"Value" - controls how much paint will be applied with each click of the mouse. You can set these to what ever works for you.(see p24)(Note: You can hold the mouse button down and move the mouse around on the displacement to paint it.)

Go ahead and paint alpha. You can use alpha to create trails, roads and such.(see p25)
(note: the invert alpha button switches between alpha channels, try it and see what I mean)

Now I will explain why you want to create your displacements from brushes that were square.

Let's say you have finished painting the terrain up-and-down. And then you notice a hole in your terrain where two or more displacements meet.(see p26)

To fix this error, you need to use the "sew" option. Select all the displacements surrounding the error. Then click the "sew" button.(see p27)

"Sew" will automatically connect the displacements, If your displacements were created from squares, and are the same power.(see p28)

Sometimes, the textures will not lineup automatically. This can be caused by displacements that are of different powers. Or the original brush is a different size square from the one you are trying to connect to.

If this is the case, you can correct this error by making a patch out of another displacement.

To do this, draw a brush completely covering the hole even overlappingly a bit on the edges.(see p29)

Texture the top of the brush the same as the ground.(see p30)

Then create the displacement.(see p31)

Using the paint geometry option, pull the edges down(see p32)

Play with it until you camouflage the error. People who play on your map, will never even know what happened here.
If I didn't have the patch highlighted you couldn't even see it. (see p33)

You can also create realistic looking rocks or boulders.

Create a brush slightly larger than the rock you wish to create.(see p34)

When you are ready to create the displacements, Select all sides of the brush except the bottom.(see p35)

Create your displacement.(see p36)

Texture your displacement using a rock texture.(see p37)
(note: textures that have the word "model" in the title, will show up black in your map, when looked at from certain angles, don't use these.)

Select the "displacement tab" on the "face edit sheet" dialog box. Select all sides of the brush.(see p38)

Now, click on the "subdivide" button. It rounds out all the corners. As you can see.(see p39)

Now, all you have to do is use "paint geometry" to push the displacements up, down, back and forth.
Take a look at this pull down menu.(see p40) This is where you can change the direction in which the vertices move. "Face normal" is default. It is up-and-down. The x-axis and the y-axis move the vertices back and forth or in and out. The z-axis is up-and-down, just like "face normal".

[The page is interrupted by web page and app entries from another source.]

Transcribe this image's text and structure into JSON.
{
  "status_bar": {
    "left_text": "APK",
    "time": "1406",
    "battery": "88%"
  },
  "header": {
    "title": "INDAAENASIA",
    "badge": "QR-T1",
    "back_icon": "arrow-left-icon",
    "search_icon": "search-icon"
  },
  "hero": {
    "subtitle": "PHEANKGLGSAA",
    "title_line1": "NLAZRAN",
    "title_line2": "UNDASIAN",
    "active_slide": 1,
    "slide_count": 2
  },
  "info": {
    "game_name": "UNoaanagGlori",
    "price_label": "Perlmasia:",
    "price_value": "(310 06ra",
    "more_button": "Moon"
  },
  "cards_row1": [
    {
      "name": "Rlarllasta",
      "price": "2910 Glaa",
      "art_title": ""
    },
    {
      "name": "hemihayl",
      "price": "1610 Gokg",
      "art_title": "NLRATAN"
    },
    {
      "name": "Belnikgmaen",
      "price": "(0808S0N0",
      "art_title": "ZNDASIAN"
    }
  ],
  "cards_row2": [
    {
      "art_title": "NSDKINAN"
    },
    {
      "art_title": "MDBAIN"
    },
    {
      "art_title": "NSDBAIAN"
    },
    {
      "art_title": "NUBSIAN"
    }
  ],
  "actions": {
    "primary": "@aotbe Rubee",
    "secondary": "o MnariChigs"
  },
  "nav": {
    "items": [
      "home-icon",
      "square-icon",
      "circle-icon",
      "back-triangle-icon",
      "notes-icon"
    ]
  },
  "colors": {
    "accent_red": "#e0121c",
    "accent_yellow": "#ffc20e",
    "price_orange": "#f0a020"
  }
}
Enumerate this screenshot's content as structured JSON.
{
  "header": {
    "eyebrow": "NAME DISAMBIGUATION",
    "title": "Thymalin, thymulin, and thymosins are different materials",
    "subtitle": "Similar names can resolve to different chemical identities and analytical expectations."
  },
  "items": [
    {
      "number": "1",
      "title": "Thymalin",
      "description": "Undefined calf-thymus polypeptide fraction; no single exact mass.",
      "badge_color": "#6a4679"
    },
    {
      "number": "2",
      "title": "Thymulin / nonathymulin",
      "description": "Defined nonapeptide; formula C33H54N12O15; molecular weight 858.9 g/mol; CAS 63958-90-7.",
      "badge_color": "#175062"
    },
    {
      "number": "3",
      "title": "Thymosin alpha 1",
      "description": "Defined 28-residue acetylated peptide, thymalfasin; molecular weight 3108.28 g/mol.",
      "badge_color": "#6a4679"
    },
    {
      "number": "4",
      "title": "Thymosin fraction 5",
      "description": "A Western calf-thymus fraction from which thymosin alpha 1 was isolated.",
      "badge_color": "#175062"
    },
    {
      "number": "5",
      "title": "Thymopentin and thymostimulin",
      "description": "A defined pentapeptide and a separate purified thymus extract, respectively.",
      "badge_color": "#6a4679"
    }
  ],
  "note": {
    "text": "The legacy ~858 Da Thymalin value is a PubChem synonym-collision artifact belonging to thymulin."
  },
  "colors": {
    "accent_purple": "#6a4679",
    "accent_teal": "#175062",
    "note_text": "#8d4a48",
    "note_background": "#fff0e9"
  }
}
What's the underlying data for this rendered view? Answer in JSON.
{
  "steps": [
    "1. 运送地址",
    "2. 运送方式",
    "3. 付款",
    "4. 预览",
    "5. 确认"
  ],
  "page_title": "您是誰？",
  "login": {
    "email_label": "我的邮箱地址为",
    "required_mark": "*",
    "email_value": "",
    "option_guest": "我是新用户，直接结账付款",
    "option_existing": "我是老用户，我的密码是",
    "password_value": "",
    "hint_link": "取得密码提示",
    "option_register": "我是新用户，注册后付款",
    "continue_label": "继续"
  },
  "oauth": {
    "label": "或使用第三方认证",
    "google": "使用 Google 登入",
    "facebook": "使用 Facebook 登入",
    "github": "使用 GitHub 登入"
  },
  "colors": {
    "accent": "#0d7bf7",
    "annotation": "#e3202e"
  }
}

Try changing these values, paint the geometry and make the brush look more like a natural rock.(see p41)

I have a video you can watch, that will show you how to create cliffs.

Pupsters Day of Defeat Mapping - For more funny movies, click here
I hope you have fun, and learned little bit.

If you make a map that you think is good enough, send it to me.
If I like it, I'll play it on my server.

GoTo Lesson 13 - water